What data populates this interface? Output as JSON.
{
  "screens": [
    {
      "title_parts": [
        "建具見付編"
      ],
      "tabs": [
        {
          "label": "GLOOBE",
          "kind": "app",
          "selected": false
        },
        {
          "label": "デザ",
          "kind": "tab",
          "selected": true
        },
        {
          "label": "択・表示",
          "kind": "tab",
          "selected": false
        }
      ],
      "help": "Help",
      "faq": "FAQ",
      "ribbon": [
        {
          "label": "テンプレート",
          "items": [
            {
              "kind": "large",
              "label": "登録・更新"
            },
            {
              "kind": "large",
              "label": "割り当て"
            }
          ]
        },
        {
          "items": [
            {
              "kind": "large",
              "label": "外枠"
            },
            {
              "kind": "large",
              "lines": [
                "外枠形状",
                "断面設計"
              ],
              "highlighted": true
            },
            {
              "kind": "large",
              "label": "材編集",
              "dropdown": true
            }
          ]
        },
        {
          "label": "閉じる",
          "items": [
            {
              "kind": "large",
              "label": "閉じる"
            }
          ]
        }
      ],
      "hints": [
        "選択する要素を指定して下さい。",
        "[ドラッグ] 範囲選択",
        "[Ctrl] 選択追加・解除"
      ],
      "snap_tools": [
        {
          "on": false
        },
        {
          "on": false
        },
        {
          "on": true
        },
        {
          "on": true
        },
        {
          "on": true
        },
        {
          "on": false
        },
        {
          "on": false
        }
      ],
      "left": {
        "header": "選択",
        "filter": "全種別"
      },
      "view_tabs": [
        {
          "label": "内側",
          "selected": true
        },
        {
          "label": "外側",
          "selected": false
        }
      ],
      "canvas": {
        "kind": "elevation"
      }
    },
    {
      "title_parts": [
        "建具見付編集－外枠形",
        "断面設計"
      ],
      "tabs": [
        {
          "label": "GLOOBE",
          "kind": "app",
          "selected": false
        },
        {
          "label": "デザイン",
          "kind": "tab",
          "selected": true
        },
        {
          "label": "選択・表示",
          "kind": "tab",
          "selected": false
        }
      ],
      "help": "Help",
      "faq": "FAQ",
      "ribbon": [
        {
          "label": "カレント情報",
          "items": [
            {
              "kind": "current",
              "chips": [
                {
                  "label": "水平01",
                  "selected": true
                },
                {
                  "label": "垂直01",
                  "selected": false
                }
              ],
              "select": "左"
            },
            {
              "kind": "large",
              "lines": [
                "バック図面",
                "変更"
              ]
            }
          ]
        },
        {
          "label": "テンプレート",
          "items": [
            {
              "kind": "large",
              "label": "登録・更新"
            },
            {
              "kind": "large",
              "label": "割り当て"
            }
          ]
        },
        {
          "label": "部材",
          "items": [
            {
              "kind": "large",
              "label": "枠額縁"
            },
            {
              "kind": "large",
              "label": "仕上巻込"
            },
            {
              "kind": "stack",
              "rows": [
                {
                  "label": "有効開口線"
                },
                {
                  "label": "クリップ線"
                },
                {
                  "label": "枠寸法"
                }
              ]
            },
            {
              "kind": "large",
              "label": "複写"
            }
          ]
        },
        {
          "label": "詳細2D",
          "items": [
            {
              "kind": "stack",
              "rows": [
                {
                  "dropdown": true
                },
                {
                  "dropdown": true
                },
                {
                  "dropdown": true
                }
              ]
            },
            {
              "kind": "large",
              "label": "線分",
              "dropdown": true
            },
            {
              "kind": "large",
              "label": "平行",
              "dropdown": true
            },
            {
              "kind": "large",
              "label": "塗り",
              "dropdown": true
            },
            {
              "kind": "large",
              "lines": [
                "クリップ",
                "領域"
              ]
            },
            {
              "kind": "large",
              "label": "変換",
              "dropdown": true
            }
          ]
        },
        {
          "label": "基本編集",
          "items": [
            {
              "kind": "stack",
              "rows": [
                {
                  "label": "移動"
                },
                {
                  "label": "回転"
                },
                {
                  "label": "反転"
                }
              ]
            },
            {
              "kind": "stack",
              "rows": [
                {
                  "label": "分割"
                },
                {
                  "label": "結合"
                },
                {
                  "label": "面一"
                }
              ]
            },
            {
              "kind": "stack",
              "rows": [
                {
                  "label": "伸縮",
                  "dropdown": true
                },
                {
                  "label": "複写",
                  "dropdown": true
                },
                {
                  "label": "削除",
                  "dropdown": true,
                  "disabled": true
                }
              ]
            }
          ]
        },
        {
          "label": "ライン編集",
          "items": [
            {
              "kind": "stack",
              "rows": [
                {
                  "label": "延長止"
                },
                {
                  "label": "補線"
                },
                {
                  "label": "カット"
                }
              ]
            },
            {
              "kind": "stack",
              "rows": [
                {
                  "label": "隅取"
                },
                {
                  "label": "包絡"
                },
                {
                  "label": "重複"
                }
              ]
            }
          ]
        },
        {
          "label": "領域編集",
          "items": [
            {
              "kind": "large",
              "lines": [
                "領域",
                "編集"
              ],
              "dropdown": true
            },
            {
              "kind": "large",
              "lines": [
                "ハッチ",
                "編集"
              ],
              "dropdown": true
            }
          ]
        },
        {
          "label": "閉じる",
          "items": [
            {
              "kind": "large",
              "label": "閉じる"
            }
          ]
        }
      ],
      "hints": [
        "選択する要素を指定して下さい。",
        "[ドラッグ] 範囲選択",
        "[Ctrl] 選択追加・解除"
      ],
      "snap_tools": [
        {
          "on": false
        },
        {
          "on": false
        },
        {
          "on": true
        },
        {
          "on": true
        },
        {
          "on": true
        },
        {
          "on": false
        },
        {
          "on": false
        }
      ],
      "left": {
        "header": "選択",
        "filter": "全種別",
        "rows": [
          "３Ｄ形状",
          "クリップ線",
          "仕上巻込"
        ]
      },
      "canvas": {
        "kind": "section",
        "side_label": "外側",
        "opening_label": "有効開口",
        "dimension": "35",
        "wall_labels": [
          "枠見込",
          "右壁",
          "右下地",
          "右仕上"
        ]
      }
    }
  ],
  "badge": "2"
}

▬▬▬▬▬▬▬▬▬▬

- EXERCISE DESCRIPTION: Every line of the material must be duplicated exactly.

- TASK SOLUTION:
What data populates this interface? Output as JSON.
{
  "screens": [
    {
      "title_parts": [
        "建具見付編"
      ],
      "tabs": [
        {
          "label": "GLOOBE",
          "kind": "app",
          "selected": false
        },
        {
          "label": "デザ",
          "kind": "tab",
          "selected": true
        },
        {
          "label": "択・表示",
          "kind": "tab",
          "selected": false
        }
      ],
      "help": "Help",
      "faq": "FAQ",
      "ribbon": [
        {
          "label": "テンプレート",
          "items": [
            {
              "kind": "large",
              "label": "登録・更新"
            },
            {
              "kind": "large",
              "label": "割り当て"
            }
          ]
        },
        {
          "items": [
            {
              "kind": "large",
              "label": "外枠"
            },
            {
              "kind": "large",
              "lines": [
                "外枠形状",
                "断面設計"
              ],
              "highlighted": true
            },
            {
              "kind": "large",
              "label": "材編集",
              "dropdown": true
            }
          ]
        },
        {
          "label": "閉じる",
          "items": [
            {
              "kind": "large",
              "label": "閉じる"
            }
          ]
        }
      ],
      "hints": [
        "選択する要素を指定して下さい。",
        "[ドラッグ] 範囲選択",
        "[Ctrl] 選択追加・解除"
      ],
      "snap_tools": [
        {
          "on": false
        },
        {
          "on": false
        },
        {
          "on": true
        },
        {
          "on": true
        },
        {
          "on": true
        },
        {
          "on": false
        },
        {
          "on": false
        }
      ],
      "left": {
        "header": "選択",
        "filter": "全種別"
      },
      "view_tabs": [
        {
          "label": "内側",
          "selected": true
        },
        {
          "label": "外側",
          "selected": false
        }
      ],
      "canvas": {
        "kind": "elevation"
      }
    },
    {
      "title_parts": [
        "建具見付編集－外枠形",
        "断面設計"
      ],
      "tabs": [
        {
          "label": "GLOOBE",
          "kind": "app",
          "selected": false
        },
        {
          "label": "デザイン",
          "kind": "tab",
          "selected": true
        },
        {
          "label": "選択・表示",
          "kind": "tab",
          "selected": false
        }
      ],
      "help": "Help",
      "faq": "FAQ",
      "ribbon": [
        {
          "label": "カレント情報",
          "items": [
            {
              "kind": "current",
              "chips": [
                {
                  "label": "水平01",
                  "selected": true
                },
                {
                  "label": "垂直01",
                  "selected": false
                }
              ],
              "select": "左"
            },
            {
              "kind": "large",
              "lines": [
                "バック図面",
                "変更"
              ]
            }
          ]
        },
        {
          "label": "テンプレート",
          "items": [
            {
              "kind": "large",
              "label": "登録・更新"
            },
            {
              "kind": "large",
              "label": "割り当て"
            }
          ]
        },
        {
          "label": "部材",
          "items": [
            {
              "kind": "large",
              "label": "枠額縁"
            },
            {
              "kind": "large",
              "label": "仕上巻込"
            },
            {
              "kind": "stack",
              "rows": [
                {
                  "label": "有効開口線"
                },
                {
                  "label": "クリップ線"
                },
                {
                  "label": "枠寸法"
                }
              ]
            },
            {
              "kind": "large",
              "label": "複写"
            }
          ]
        },
        {
          "label": "詳細2D",
          "items": [
            {
              "kind": "stack",
              "rows": [
                {
                  "dropdown": true
                },
                {
                  "dropdown": true
                },
                {
                  "dropdown": true
                }
              ]
            },
            {
              "kind": "large",
              "label": "線分",
              "dropdown": true
            },
            {
              "kind": "large",
              "label": "平行",
              "dropdown": true
            },
            {
              "kind": "large",
              "label": "塗り",
              "dropdown": true
            },
            {
              "kind": "large",
              "lines": [
                "クリップ",
                "領域"
              ]
            },
            {
              "kind": "large",
              "label": "変換",
              "dropdown": true
            }
          ]
        },
        {
          "label": "基本編集",
          "items": [
            {
              "kind": "stack",
              "rows": [
                {
                  "label": "移動"
                },
                {
                  "label": "回転"
                },
                {
                  "label": "反転"
                }
              ]
            },
            {
              "kind": "stack",
              "rows": [
                {
                  "label": "分割"
                },
                {
                  "label": "結合"
                },
                {
                  "label": "面一"
                }
              ]
            },
            {
              "kind": "stack",
              "rows": [
                {
                  "label": "伸縮",
                  "dropdown": true
                },
                {
                  "label": "複写",
                  "dropdown": true
                },
                {
                  "label": "削除",
                  "dropdown": true,
                  "disabled": true
                }
              ]
            }
          ]
        },
        {
          "label": "ライン編集",
          "items": [
            {
              "kind": "stack",
              "rows": [
                {
                  "label": "延長止"
                },
                {
                  "label": "補線"
                },
                {
                  "label": "カット"
                }
              ]
            },
            {
              "kind": "stack",
              "rows": [
                {
                  "label": "隅取"
                },
                {
                  "label": "包絡"
                },
                {
                  "label": "重複"
                }
              ]
            }
          ]
        },
        {
          "label": "領域編集",
          "items": [
            {
              "kind": "large",
              "lines": [
                "領域",
                "編集"
              ],
              "dropdown": true
            },
            {
              "kind": "large",
              "lines": [
                "ハッチ",
                "編集"
              ],
              "dropdown": true
            }
          ]
        },
        {
          "label": "閉じる",
          "items": [
            {
              "kind": "large",
              "label": "閉じる"
            }
          ]
        }
      ],
      "hints": [
        "選択する要素を指定して下さい。",
        "[ドラッグ] 範囲選択",
        "[Ctrl] 選択追加・解除"
      ],
      "snap_tools": [
        {
          "on": false
        },
        {
          "on": false
        },
        {
          "on": true
        },
        {
          "on": true
        },
        {
          "on": true
        },
        {
          "on": false
        },
        {
          "on": false
        }
      ],
      "left": {
        "header": "選択",
        "filter": "全種別",
        "rows": [
          "３Ｄ形状",
          "クリップ線",
          "仕上巻込"
        ]
      },
      "canvas": {
        "kind": "section",
        "side_label": "外側",
        "opening_label": "有効開口",
        "dimension": "35",
        "wall_labels": [
          "枠見込",
          "右壁",
          "右下地",
          "右仕上"
        ]
      }
    }
  ],
  "badge": "2"
}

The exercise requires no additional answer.